  • Takes good photos


  • Expensive memory cards
  • Small display
  • Takes a while to work out

Sony got off to a bad start with its CyberShot DSC-W170, as it uses Memory Stick Duo cards, but there is none supplied in the box.

So this review was conducted with the 15MB of internal memory. Take four photos, transfer them, take four more photos – which forces you to buy a memory card. So you'll need to allocate £10 for 1GB of Duo or £20 for 2GB. This seems a little expensive when you consider an 8GB SD card is just £23.

This Sony-knows-best approach extends to connectivity, as you have to plug an octopus of a cable into a proprietary port on the base of the camera that then gives you USB and composite connections.
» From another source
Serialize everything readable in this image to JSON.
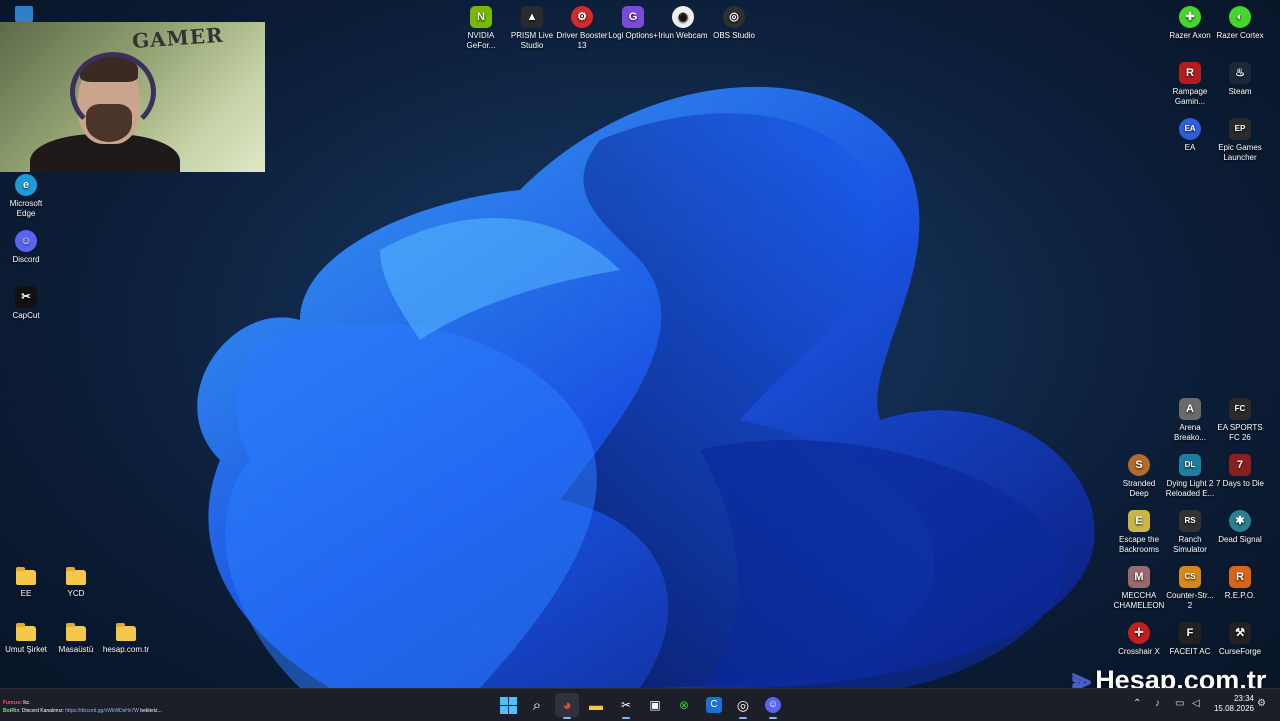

You'll be fine if your laptop has a Memory Stick card reader, but the alternative is yet another cable that has to be tucked away in your bag.

Dark shots

Sony has got the big numbers right as the 10.1-megapixel rating is matched with a wide angle Carl Zeiss Vario-Tessar lens and 5x optical zoom that gives a 35mm equivalence of 28-140mm. That's all well and good, but there are annoyances aplenty.

The LCD screen is relatively small at 2.3 inches and the W170 is plagued by eight different audio settings. We only require two options – on and off.

Once we'd got to grips with the W170 we found that interior photos were rather dark, but the underlying quality of the images was very good. Exterior shots were generally good, but lacked the extra brightness you expect to see on a bright sunny day. Close-up Macro photos of flowers were good, but lacked the pin-sharp detail we expected to see.

Photos taken towards the sun suffered from lens flare, which is something we used to expect and which you can usually avoid, but it isn't present with many rival cameras, so we have to consider it to be a problem.

You have to work to get used to the Sony, but once you've done that you'll find the image quality is good for interior shots but variable for outdoors.